Alumnus Angus Trumble (TC 1983) has made a name for himself as a leader in the arts sector, holding senior management positions in galleries around Australia and overseas. As he prepares to step down from his current role as Director of the National Portrait Gallery, Angus reflects on some of the highlights and challenges of his career.
Fronting the Senate estimates committee is unlikely to be a career goal for many fine arts and history graduates, but for Angus Trumble, museum directorship, and all that goes with it, was always part of the plan.
‘I really set my sights on becoming an art museum director and in the end, that’s exactly what happened,’ he says.
While taking a somewhat unusual path to the position via a curatorial career, which doesn’t particularly align to the demands of what is essentially a CEO role, Angus successfully climbed to the top of the arts world, taking on positions such as Associate Curator of European Art at the Art Gallery of South Australia and Curator of Paintings and Sculpture at the Yale Center for British Art, and going on to tackle issues such as organisational restructures necessitated by budget cuts and rectification of major building defects.
Having started his current job soon after the National Portrait Gallery became a statutory authority, Angus was also responsible for establishing the National Portrait Gallery Foundation, which now has $20 million under its belt – something Angus credits as a real achievement.

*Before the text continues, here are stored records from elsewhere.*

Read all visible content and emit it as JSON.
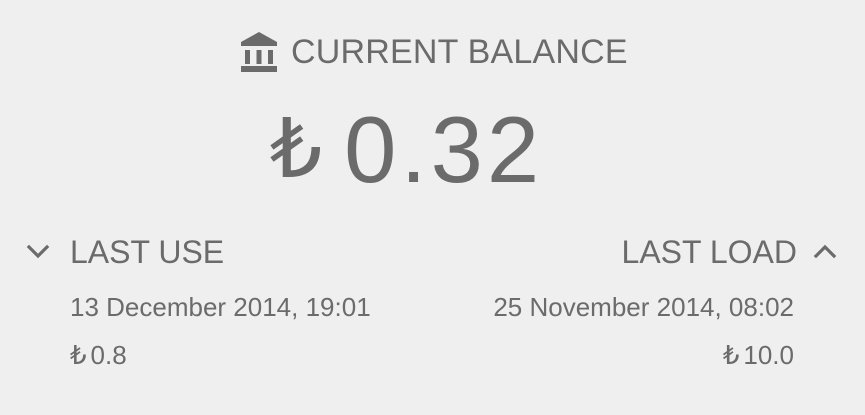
{
  "balance": {
    "icon": "bank-icon",
    "title": "CURRENT BALANCE",
    "currency_symbol": "₺",
    "amount": "0.32"
  },
  "last_use": {
    "icon": "chevron-down-icon",
    "label": "LAST USE",
    "date": "13 December 2014, 19:01",
    "currency_symbol": "₺",
    "amount": "0.8"
  },
  "last_load": {
    "icon": "chevron-up-icon",
    "label": "LAST LOAD",
    "date": "25 November 2014, 08:02",
    "currency_symbol": "₺",
    "amount": "10.0"
  },
  "colors": {
    "background": "#efefef",
    "text": "#6b6b6b"
  }
}
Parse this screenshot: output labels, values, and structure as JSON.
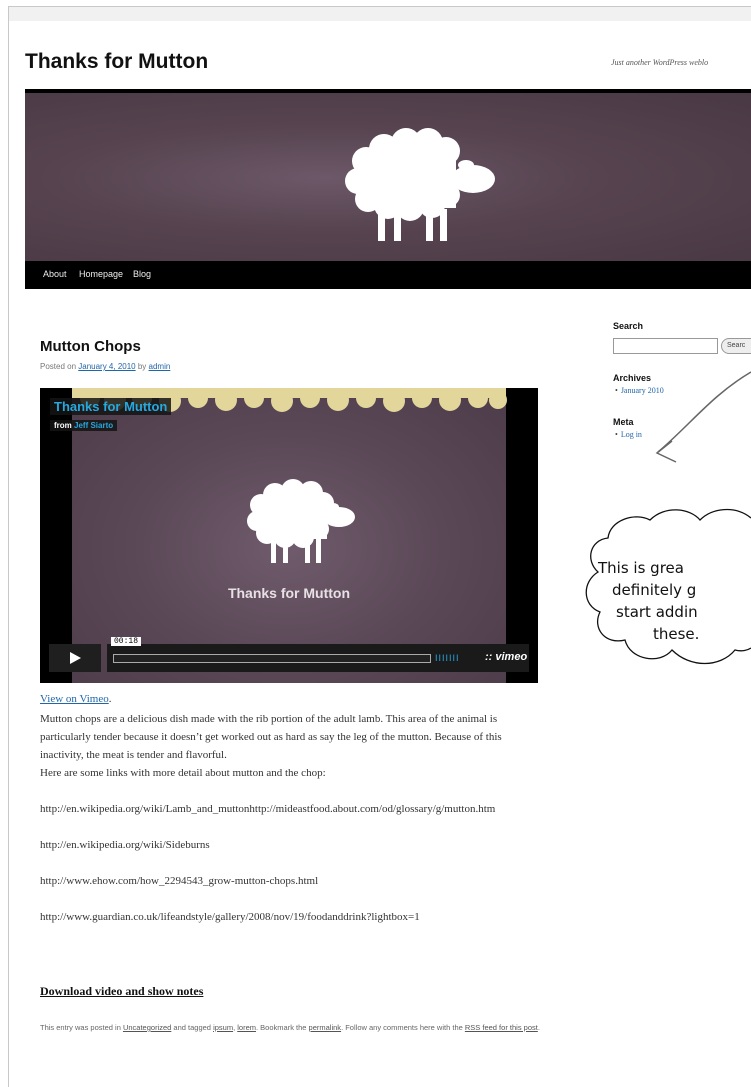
{
  "site": {
    "title": "Thanks for Mutton",
    "tagline": "Just another WordPress weblo",
    "nav": [
      "About",
      "Homepage",
      "Blog"
    ]
  },
  "post": {
    "title": "Mutton Chops",
    "meta_prefix": "Posted on ",
    "date": "January 4, 2010",
    "meta_by": " by ",
    "author": "admin",
    "video": {
      "title": "Thanks for Mutton",
      "from_label": "from ",
      "user": "Jeff Siarto",
      "caption": "Thanks for Mutton",
      "time": "00:18",
      "volume": "IIIIIII",
      "brand": ":: vimeo"
    },
    "view_on_vimeo": "View on Vimeo",
    "view_on_vimeo_suffix": ".",
    "body": "Mutton chops are a delicious dish made with the rib portion of the adult lamb. This area of the animal is particularly tender because it doesn’t get worked out as hard as say the leg of the mutton. Because of this inactivity, the meat is tender and flavorful.",
    "links_intro": "Here are some links with more detail about mutton and the chop:",
    "links": [
      "http://en.wikipedia.org/wiki/Lamb_and_muttonhttp://mideastfood.about.com/od/glossary/g/mutton.htm",
      "http://en.wikipedia.org/wiki/Sideburns",
      "http://www.ehow.com/how_2294543_grow-mutton-chops.html",
      "http://www.guardian.co.uk/lifeandstyle/gallery/2008/nov/19/foodanddrink?lightbox=1"
    ],
    "download": "Download video and show notes",
    "footer": {
      "t1": "This entry was posted in ",
      "category": "Uncategorized",
      "t2": " and tagged ",
      "tag1": "ipsum",
      "t3": ", ",
      "tag2": "lorem",
      "t4": ". Bookmark the ",
      "permalink": "permalink",
      "t5": ". Follow any comments here with the ",
      "rss": "RSS feed for this post",
      "t6": "."
    }
  },
  "sidebar": {
    "search_heading": "Search",
    "search_button": "Searc",
    "archives_heading": "Archives",
    "archives": [
      "January 2010"
    ],
    "meta_heading": "Meta",
    "meta": [
      "Log in"
    ]
  },
  "annotation": {
    "lines": [
      "This is grea",
      "definitely g",
      "start addin",
      "these."
    ]
  },
  "colors": {
    "banner": "#56434f",
    "vimeo_blue": "#26a8e0",
    "link": "#2266aa"
  }
}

While the Foundation has brought about increased financial independence for the national gallery, he says levels of public funding remain an issue.
‘I think it’s true to say that, nationally, by any measure, we underfund the arts, culture and humanities in general. A lot of this comes down to vision at the very top of government,’ says Angus. He goes on to credit former prime ministers Holt and Whitlam as visionaries for the arts, but cites a flat economy and a focus on ‘more pressing things’ as reasoning for current funding and resourcing deficiencies. Angus doesn’t want the importance of culture to be undermined, however.
‘The arts in general are the prisms through which we see ourselves and others see us – they’re an indispensable part of the social fabric,’ he says. ‘Moreover, at a time when we are subject to an unprecedented wave of opinion-forming directed at us from other countries – I’m talking via social media and other subtle methods of opinion shaping – there is an even more vital need for Australian values to be projected into the community in the form of art, culture and, in our case, through the visual arts.’
To help promote and celebrate the national narrative, Angus has overseen one of the largest commissioning projects of the National Portrait Gallery’s history, the 20/20 exhibition, which was unveiled in October 2018 (and runs until 10 February 2019). The project celebrates the Gallery’s 20thanniversary through 20 new portraits of notable Australians, covering all manner of disciplines and achievements. ‘We’ve never really had more than two or three commissions on the go at any one time,’ says Angus. ‘So the idea that we were going to do 20 at once, and unveil them all at the same time, was a major amplification of the work we have done since the beginning.’
The execution of such a mammoth project has been a highlight for Angus, but he also notes some less-glossy projects as being deeply satisfying. Angus is quick to point to Dempsey’s People as an example, a folio of British street portraits from 1824–44. While Angus knew a collection of 52 portraits of everyday Britons would never be a blockbuster, it pieced together the story of artistic production in Regency England. Given its contribution to the scholarship of British art, the resultant folio has been shortlisted in London for this year’s William MB Berger Prize for British Art History.
Come February 2019, Angus will gracefully bow out of the role he’s held for five years, feeling it’s time to let a new set of hands carry the Gallery forward. He will turn his attention to three book projects, including a novel, and will relish the opportunity to recharge the batteries. ‘I’ve never taken an extended break. I never had a gap year or anything like that,’ says Angus. ‘So, for me, this phase is a rather exciting experiment.’
Photo credit: Andrew Cowan